If you haven’t subscribed to the blog yet, why not do it now?! That way you’ll be first to know when our latest musings have been hatched!
I’ve noticed lately a few really interesting and exciting surveys are circulating the philanthropic sector, trying to track how much and where Australian philanthropy is giving. I’ve enjoyed seeing an increasing research presence in the sector. It feels in many ways that it’s the next phase of sector growth and maturity, as we attempt to learn more about our giving practices as a nation.

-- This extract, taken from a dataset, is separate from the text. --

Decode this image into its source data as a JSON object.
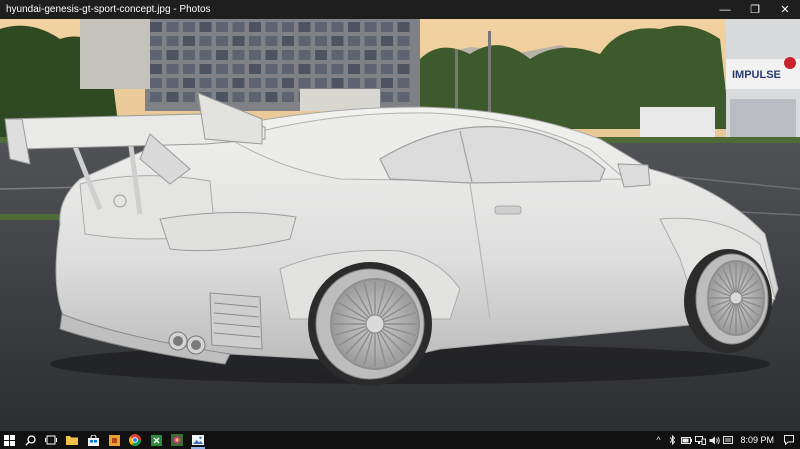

Last week I attended the Australian Environmental Grantmakers Network (AEGN) 2011 Conference. The AEGN is a great organisation supporting environmental philanthropy in Australia and the conference was a special day focusing on Indigenous environmental granting. Sitting at the conference among a committed band of environment funders I was reminded that it was not long ago that the AEGN launched the 2010 Green Philanthropy Report. The report, supported by a survey filled in by a a touch over 50 funders, demonstrated to the Board of the AEGN that they needed to up the ante in trying to attract philanthropists to environmental grantmaking. That is what capturing this basic information should do, it should inform our practices, our approaches and our priorities as a sector. We should be looking at areas to improve and grow but data is critical to understanding the current landscape.

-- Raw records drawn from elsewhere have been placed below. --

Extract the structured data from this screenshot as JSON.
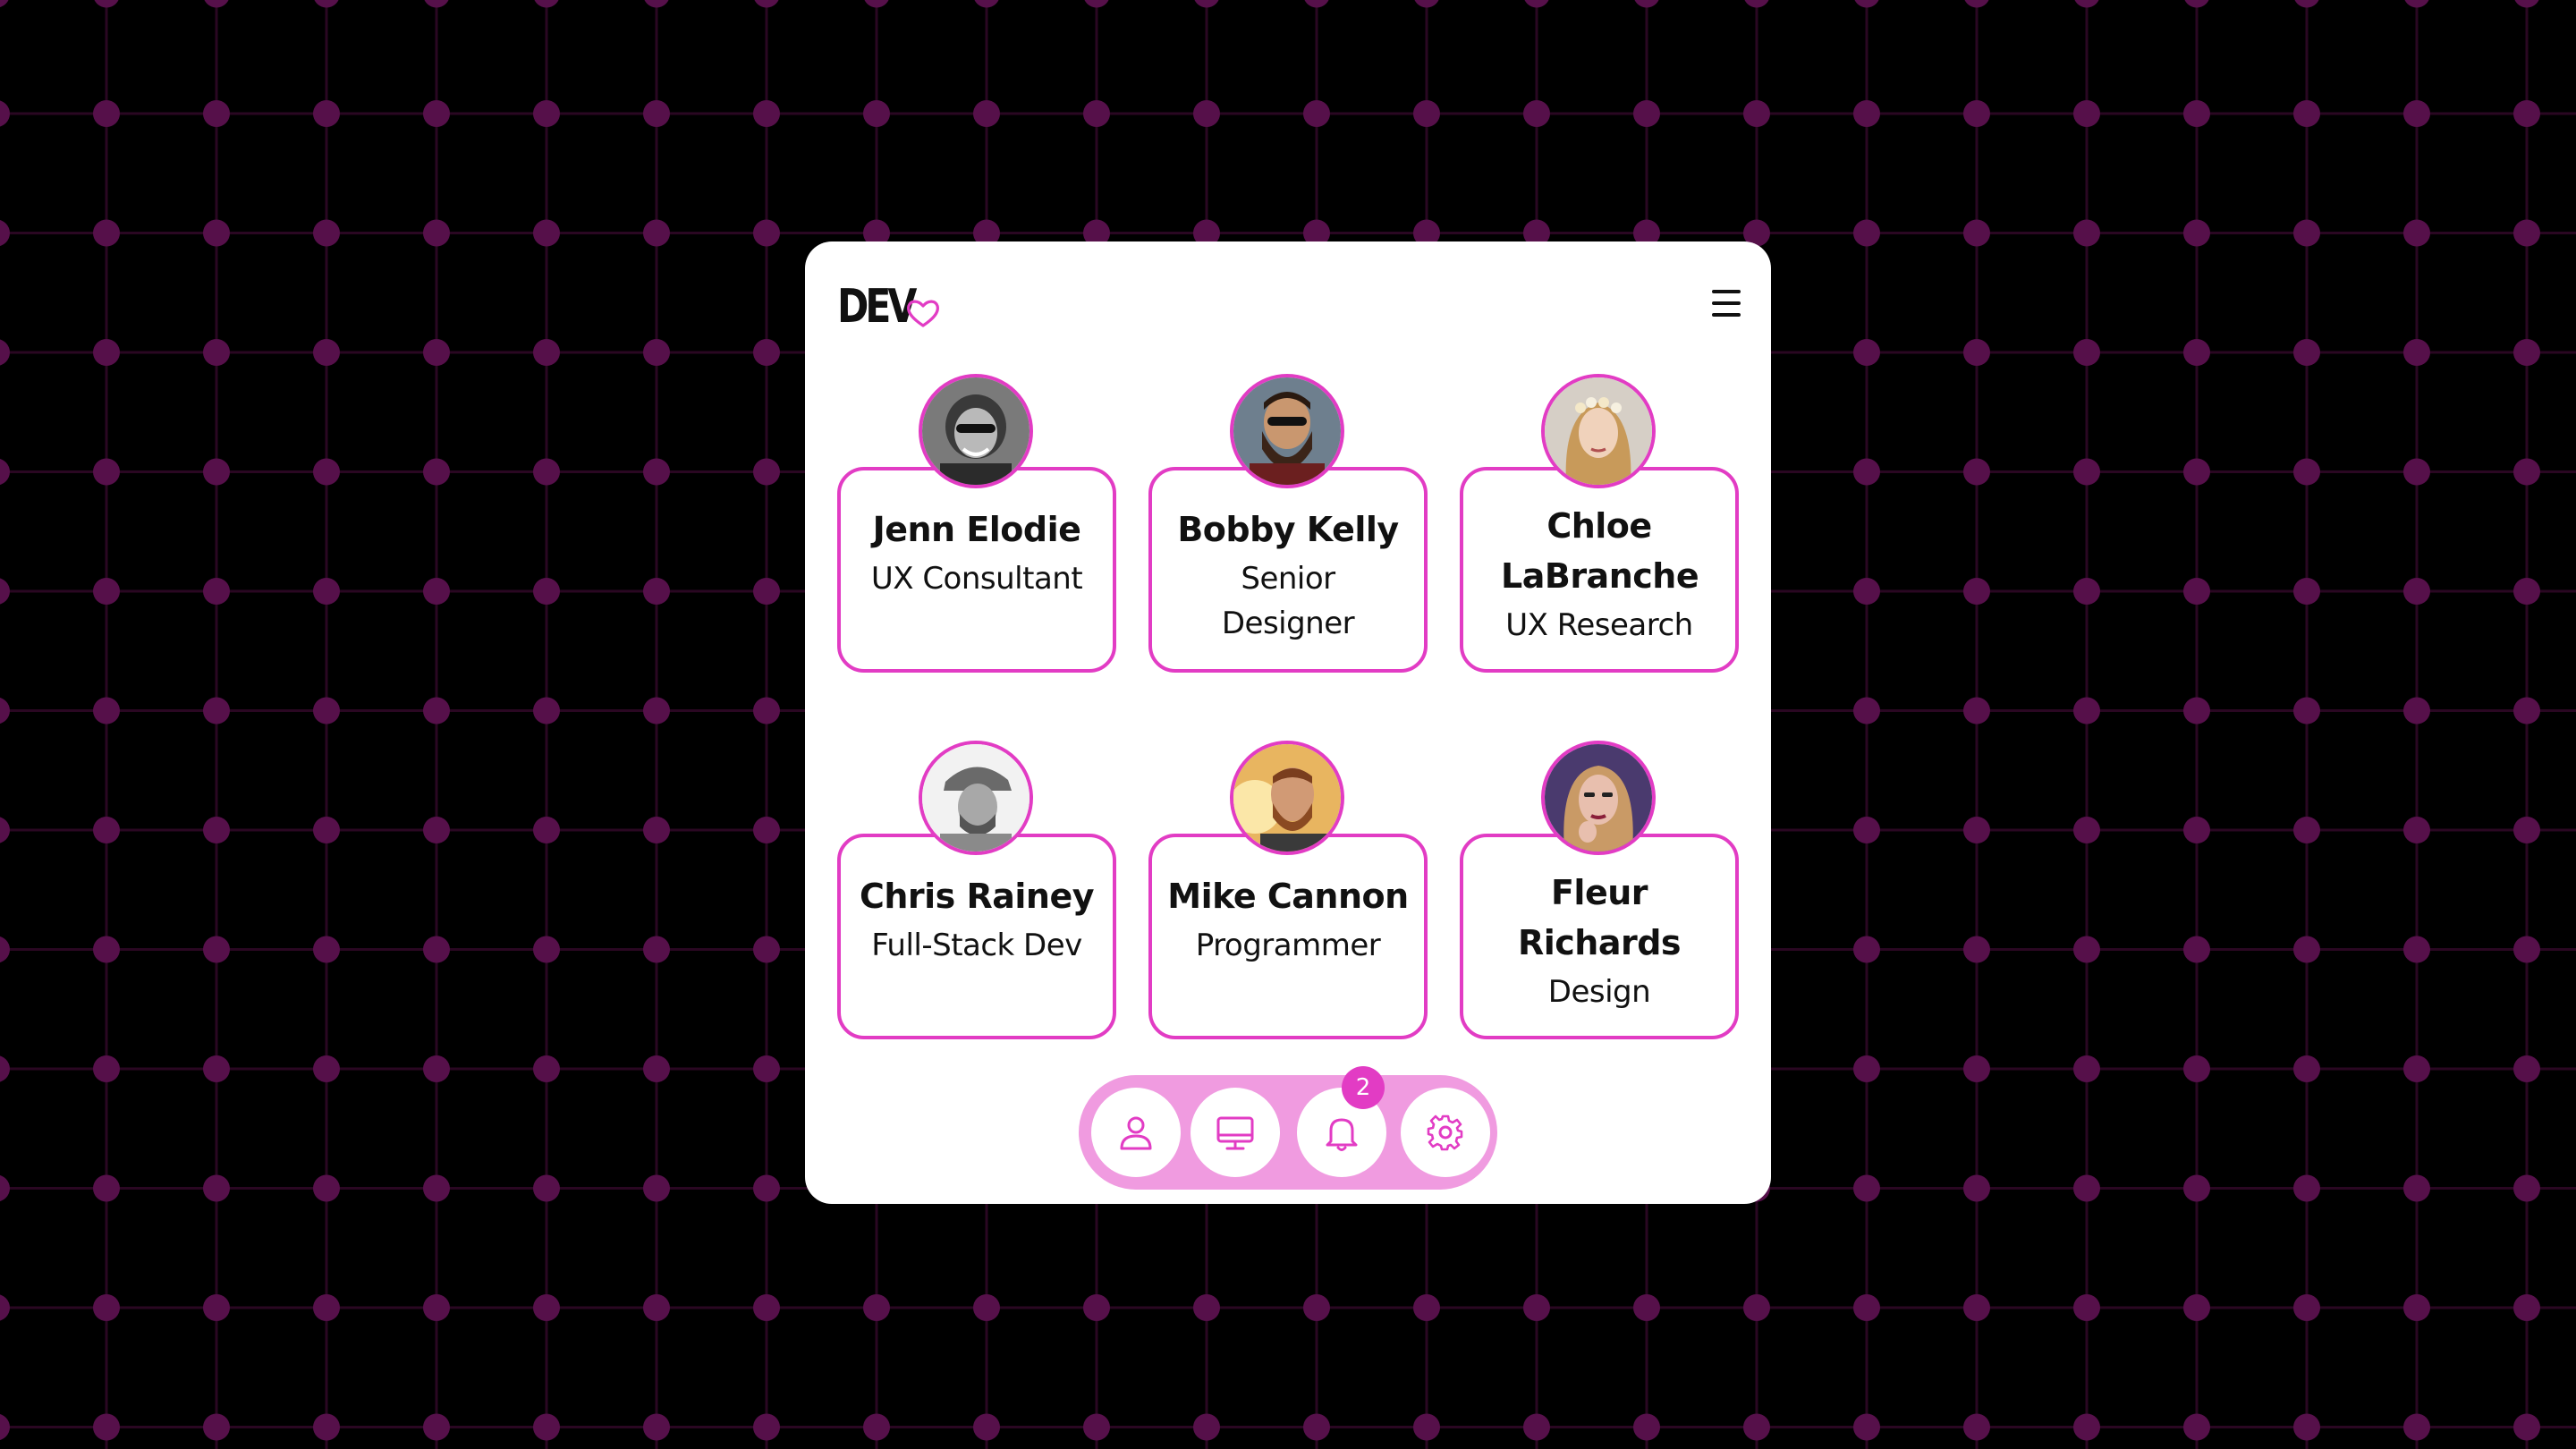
{
  "app": {
    "logo_text": "DEV",
    "accent_color": "#e23cc4",
    "nav_bg_color": "#f09be0"
  },
  "header": {
    "logo_icon": "heart-icon",
    "menu_icon": "hamburger-menu-icon"
  },
  "profiles": [
    {
      "name": "Jenn Elodie",
      "role": "UX Consultant",
      "avatar": "avatar-photo"
    },
    {
      "name": "Bobby Kelly",
      "role": "Senior Designer",
      "avatar": "avatar-photo"
    },
    {
      "name": "Chloe LaBranche",
      "role": "UX Research",
      "avatar": "avatar-photo"
    },
    {
      "name": "Chris Rainey",
      "role": "Full-Stack Dev",
      "avatar": "avatar-photo"
    },
    {
      "name": "Mike Cannon",
      "role": "Programmer",
      "avatar": "avatar-photo"
    },
    {
      "name": "Fleur Richards",
      "role": "Design",
      "avatar": "avatar-photo"
    }
  ],
  "bottom_nav": {
    "items": [
      {
        "icon": "user-icon"
      },
      {
        "icon": "monitor-icon"
      },
      {
        "icon": "bell-icon"
      },
      {
        "icon": "gear-icon"
      }
    ],
    "notification_count": "2"
  }
}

It is this need for data that has got me thinking. What is the quality of the information philanthropy is currently capturing? Sure, it’ easy to talk broad figures e.g Foundation X distributes $1million in grants annually. But what if we wanted to scratch the surface of that giving a little more, is philanthropy in Australia currently equipped to provide accurate data genuinely reflective of its giving practices? I work for a Foundation that has spent the better part of the last 3 years trying to better ‘code’ or ‘categorize’ the grants we make. I can tell you it’s not been an easy process, there have been a lot of staff hours poured over what information we should capture and still we are left with the reality that the coding process is ultimately subjective. One persons ‘Youth’ program is another persons ‘Education’.
Thankfully Philanthropy Australia (PA) has provided an outline for a grant classification system that encourages funders to capture data using a common sector language. PA’s website states that The intention (of the classification guide) is to standarise the terms used across the Australian philanthropic sector as far as practical, so that grantmaking can be documented and useful statistics on philanthropy collected in ways that contribute to shared understandings. I highly recommend this document as a starting point for those philanthropists or trusts and foundations looking to better capture their data.
While I know the process that my organisation has undertaken to record and capture basic data, I am less clear about the practices and consistencies across the rest of the sector. And this is, in a lot of ways, the source of some of my discomfort. We as a sector need to be able to rely on the validity of the data that is being captured. Equally, if we want researchers to continue to take an interest in where and who we are funding, then it’s important that they too feel that foundations aren’t working to a guesstimate. Again and again I feel it comes back to the issue of philanthropy needing to invest in itself to improve it’s value and credibility to the not-for-profit sector.
I’d love to hear your views on how the sector might better capture its basline data. The work of organisations like the AEGN and Philanthropy Australia in undertaking membership surveys, is slowly helping to shape and influence practice. I just hope the we can provide them and our research partners with increasingly better quality data.
You can follow the musings of Caitriona Fay on Twitter via @cat_fay